------ Records supplied

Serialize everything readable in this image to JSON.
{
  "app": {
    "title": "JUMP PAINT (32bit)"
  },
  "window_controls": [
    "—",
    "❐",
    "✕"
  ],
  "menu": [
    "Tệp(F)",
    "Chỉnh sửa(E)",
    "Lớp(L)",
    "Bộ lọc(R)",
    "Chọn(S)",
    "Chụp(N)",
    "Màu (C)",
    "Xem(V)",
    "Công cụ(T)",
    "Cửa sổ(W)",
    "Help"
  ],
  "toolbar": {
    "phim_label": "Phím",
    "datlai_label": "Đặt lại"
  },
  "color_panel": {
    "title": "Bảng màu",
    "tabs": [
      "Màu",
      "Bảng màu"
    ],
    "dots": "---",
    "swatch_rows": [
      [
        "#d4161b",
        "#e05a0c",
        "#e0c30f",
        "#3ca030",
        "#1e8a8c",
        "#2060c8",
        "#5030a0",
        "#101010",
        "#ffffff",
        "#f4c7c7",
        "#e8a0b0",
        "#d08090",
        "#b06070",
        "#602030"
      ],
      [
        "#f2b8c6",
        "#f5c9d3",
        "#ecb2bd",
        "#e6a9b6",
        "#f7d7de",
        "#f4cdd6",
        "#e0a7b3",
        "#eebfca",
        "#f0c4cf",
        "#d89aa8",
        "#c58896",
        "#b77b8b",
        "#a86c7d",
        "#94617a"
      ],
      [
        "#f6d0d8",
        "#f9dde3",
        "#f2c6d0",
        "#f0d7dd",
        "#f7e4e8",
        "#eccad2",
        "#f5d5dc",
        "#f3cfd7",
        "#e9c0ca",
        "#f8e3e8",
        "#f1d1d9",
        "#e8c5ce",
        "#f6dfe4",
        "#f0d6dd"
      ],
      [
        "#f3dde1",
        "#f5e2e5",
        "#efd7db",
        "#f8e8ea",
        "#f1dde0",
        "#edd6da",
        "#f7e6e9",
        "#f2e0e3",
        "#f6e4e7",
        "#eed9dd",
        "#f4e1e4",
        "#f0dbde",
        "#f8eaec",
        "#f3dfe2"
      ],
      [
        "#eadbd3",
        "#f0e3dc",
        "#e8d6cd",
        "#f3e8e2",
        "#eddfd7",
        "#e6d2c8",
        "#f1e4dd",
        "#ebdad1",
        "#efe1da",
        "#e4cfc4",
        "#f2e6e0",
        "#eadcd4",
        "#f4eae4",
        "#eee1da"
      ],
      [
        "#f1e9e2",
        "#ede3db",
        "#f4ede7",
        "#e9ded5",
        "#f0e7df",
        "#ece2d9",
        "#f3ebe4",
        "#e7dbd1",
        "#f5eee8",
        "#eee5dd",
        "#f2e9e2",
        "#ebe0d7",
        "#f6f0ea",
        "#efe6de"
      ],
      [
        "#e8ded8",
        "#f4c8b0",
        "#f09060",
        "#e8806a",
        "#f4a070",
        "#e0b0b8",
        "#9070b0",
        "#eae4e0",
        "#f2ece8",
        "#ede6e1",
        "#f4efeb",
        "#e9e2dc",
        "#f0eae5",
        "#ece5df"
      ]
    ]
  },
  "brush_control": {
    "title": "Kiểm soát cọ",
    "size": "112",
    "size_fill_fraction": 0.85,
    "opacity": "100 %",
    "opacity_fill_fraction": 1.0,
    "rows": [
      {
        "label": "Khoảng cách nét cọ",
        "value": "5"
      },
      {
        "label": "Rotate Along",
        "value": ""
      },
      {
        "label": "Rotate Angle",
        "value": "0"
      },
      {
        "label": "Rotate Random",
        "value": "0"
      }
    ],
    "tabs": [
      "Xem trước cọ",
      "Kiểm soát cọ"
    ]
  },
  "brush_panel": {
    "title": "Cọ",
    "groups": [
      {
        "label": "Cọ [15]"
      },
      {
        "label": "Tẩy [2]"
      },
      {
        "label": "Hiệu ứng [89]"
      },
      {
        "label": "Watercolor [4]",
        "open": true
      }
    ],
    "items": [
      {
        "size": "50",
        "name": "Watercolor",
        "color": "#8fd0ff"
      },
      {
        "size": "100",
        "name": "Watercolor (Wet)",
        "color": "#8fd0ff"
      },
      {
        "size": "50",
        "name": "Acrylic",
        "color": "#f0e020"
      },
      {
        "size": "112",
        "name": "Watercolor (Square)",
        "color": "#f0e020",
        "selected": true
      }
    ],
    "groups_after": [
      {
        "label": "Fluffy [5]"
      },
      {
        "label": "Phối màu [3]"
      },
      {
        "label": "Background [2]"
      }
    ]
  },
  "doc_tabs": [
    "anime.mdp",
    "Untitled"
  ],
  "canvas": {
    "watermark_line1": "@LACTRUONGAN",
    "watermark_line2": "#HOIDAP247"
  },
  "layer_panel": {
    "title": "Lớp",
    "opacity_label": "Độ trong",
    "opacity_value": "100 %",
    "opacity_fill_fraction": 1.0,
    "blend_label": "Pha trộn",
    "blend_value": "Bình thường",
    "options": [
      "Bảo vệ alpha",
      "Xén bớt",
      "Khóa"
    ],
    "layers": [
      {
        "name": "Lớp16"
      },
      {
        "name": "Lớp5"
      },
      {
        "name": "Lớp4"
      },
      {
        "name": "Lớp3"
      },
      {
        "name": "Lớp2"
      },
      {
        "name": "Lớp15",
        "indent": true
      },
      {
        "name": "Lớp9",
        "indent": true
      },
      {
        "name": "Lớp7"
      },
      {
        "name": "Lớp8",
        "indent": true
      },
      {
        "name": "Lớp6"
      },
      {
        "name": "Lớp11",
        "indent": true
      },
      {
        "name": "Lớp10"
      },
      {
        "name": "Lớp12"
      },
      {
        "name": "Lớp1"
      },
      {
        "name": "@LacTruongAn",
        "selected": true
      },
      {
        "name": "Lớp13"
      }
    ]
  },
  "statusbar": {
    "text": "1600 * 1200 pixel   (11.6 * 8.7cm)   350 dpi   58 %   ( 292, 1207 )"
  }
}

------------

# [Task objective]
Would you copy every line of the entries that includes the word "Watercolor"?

# [Answer below]
        "label": "Watercolor [4]",
        "name": "Watercolor",
        "name": "Watercolor (Wet)",
        "name": "Watercolor (Square)",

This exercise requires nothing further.